## Task to complete
Could you return the full listing, every line exactly as given?

------ Information supplied

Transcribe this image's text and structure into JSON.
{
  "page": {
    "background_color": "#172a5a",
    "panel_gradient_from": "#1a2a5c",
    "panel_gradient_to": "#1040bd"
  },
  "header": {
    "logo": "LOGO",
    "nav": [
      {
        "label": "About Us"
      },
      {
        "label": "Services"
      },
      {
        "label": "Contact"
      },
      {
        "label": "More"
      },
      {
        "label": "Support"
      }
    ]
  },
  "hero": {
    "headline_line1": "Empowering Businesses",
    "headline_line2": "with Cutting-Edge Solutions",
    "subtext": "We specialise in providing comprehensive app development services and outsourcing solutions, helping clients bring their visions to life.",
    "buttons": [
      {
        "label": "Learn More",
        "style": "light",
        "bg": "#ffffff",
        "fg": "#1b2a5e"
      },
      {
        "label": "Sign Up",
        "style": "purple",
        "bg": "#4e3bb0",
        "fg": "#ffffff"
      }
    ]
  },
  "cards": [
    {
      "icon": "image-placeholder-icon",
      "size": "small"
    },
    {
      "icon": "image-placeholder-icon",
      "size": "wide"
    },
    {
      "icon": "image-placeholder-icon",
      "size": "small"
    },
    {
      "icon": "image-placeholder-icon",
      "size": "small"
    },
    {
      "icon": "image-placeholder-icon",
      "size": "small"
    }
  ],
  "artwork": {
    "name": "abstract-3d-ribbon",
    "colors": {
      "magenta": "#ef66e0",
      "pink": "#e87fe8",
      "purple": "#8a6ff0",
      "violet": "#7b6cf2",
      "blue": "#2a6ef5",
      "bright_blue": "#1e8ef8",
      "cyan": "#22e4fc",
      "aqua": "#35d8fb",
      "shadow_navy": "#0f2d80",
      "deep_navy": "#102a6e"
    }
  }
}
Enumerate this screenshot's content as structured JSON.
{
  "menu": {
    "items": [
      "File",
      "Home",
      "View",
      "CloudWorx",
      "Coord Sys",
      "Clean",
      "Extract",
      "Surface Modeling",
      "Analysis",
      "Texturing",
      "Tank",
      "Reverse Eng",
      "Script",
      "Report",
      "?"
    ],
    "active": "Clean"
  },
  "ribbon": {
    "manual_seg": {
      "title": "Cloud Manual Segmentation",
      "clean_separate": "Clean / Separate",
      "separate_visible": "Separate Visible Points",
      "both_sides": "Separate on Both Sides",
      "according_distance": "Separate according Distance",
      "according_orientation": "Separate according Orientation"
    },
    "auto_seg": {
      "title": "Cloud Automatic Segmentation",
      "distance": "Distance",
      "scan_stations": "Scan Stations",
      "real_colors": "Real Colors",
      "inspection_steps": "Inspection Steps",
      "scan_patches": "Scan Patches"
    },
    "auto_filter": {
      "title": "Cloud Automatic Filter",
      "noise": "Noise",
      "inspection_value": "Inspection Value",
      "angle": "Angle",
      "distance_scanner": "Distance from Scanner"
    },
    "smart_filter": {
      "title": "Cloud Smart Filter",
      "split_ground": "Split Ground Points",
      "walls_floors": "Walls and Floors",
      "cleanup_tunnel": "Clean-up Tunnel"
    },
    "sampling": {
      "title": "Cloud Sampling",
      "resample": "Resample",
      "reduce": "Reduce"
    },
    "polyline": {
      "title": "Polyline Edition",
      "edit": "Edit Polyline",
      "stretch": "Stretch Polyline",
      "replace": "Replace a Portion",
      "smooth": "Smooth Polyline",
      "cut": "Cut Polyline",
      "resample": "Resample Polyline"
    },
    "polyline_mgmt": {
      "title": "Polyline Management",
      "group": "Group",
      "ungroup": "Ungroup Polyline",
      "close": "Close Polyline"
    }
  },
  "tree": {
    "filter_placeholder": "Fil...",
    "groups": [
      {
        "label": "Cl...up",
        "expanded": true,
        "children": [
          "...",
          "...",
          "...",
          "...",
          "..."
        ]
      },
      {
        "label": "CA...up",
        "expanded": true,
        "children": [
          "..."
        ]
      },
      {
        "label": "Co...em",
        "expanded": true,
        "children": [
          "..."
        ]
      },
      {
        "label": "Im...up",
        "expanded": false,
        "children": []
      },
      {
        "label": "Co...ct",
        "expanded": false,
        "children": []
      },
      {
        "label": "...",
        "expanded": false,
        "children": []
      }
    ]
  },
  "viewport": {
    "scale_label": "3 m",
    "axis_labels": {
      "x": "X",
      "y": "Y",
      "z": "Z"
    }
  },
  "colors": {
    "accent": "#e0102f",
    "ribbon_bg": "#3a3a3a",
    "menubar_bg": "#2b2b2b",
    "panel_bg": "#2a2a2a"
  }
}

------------

## Exercise response
Transcribe this image's text and structure into JSON.
{
  "page": {
    "background_color": "#172a5a",
    "panel_gradient_from": "#1a2a5c",
    "panel_gradient_to": "#1040bd"
  },
  "header": {
    "logo": "LOGO",
    "nav": [
      {
        "label": "About Us"
      },
      {
        "label": "Services"
      },
      {
        "label": "Contact"
      },
      {
        "label": "More"
      },
      {
        "label": "Support"
      }
    ]
  },
  "hero": {
    "headline_line1": "Empowering Businesses",
    "headline_line2": "with Cutting-Edge Solutions",
    "subtext": "We specialise in providing comprehensive app development services and outsourcing solutions, helping clients bring their visions to life.",
    "buttons": [
      {
        "label": "Learn More",
        "style": "light",
        "bg": "#ffffff",
        "fg": "#1b2a5e"
      },
      {
        "label": "Sign Up",
        "style": "purple",
        "bg": "#4e3bb0",
        "fg": "#ffffff"
      }
    ]
  },
  "cards": [
    {
      "icon": "image-placeholder-icon",
      "size": "small"
    },
    {
      "icon": "image-placeholder-icon",
      "size": "wide"
    },
    {
      "icon": "image-placeholder-icon",
      "size": "small"
    },
    {
      "icon": "image-placeholder-icon",
      "size": "small"
    },
    {
      "icon": "image-placeholder-icon",
      "size": "small"
    }
  ],
  "artwork": {
    "name": "abstract-3d-ribbon",
    "colors": {
      "magenta": "#ef66e0",
      "pink": "#e87fe8",
      "purple": "#8a6ff0",
      "violet": "#7b6cf2",
      "blue": "#2a6ef5",
      "bright_blue": "#1e8ef8",
      "cyan": "#22e4fc",
      "aqua": "#35d8fb",
      "shadow_navy": "#0f2d80",
      "deep_navy": "#102a6e"
    }
  }
}
Enumerate this screenshot's content as structured JSON.
{
  "menu": {
    "items": [
      "File",
      "Home",
      "View",
      "CloudWorx",
      "Coord Sys",
      "Clean",
      "Extract",
      "Surface Modeling",
      "Analysis",
      "Texturing",
      "Tank",
      "Reverse Eng",
      "Script",
      "Report",
      "?"
    ],
    "active": "Clean"
  },
  "ribbon": {
    "manual_seg": {
      "title": "Cloud Manual Segmentation",
      "clean_separate": "Clean / Separate",
      "separate_visible": "Separate Visible Points",
      "both_sides": "Separate on Both Sides",
      "according_distance": "Separate according Distance",
      "according_orientation": "Separate according Orientation"
    },
    "auto_seg": {
      "title": "Cloud Automatic Segmentation",
      "distance": "Distance",
      "scan_stations": "Scan Stations",
      "real_colors": "Real Colors",
      "inspection_steps": "Inspection Steps",
      "scan_patches": "Scan Patches"
    },
    "auto_filter": {
      "title": "Cloud Automatic Filter",
      "noise": "Noise",
      "inspection_value": "Inspection Value",
      "angle": "Angle",
      "distance_scanner": "Distance from Scanner"
    },
    "smart_filter": {
      "title": "Cloud Smart Filter",
      "split_ground": "Split Ground Points",
      "walls_floors": "Walls and Floors",
      "cleanup_tunnel": "Clean-up Tunnel"
    },
    "sampling": {
      "title": "Cloud Sampling",
      "resample": "Resample",
      "reduce": "Reduce"
    },
    "polyline": {
      "title": "Polyline Edition",
      "edit": "Edit Polyline",
      "stretch": "Stretch Polyline",
      "replace": "Replace a Portion",
      "smooth": "Smooth Polyline",
      "cut": "Cut Polyline",
      "resample": "Resample Polyline"
    },
    "polyline_mgmt": {
      "title": "Polyline Management",
      "group": "Group",
      "ungroup": "Ungroup Polyline",
      "close": "Close Polyline"
    }
  },
  "tree": {
    "filter_placeholder": "Fil...",
    "groups": [
      {
        "label": "Cl...up",
        "expanded": true,
        "children": [
          "...",
          "...",
          "...",
          "...",
          "..."
        ]
      },
      {
        "label": "CA...up",
        "expanded": true,
        "children": [
          "..."
        ]
      },
      {
        "label": "Co...em",
        "expanded": true,
        "children": [
          "..."
        ]
      },
      {
        "label": "Im...up",
        "expanded": false,
        "children": []
      },
      {
        "label": "Co...ct",
        "expanded": false,
        "children": []
      },
      {
        "label": "...",
        "expanded": false,
        "children": []
      }
    ]
  },
  "viewport": {
    "scale_label": "3 m",
    "axis_labels": {
      "x": "X",
      "y": "Y",
      "z": "Z"
    }
  },
  "colors": {
    "accent": "#e0102f",
    "ribbon_bg": "#3a3a3a",
    "menubar_bg": "#2b2b2b",
    "panel_bg": "#2a2a2a"
  }
}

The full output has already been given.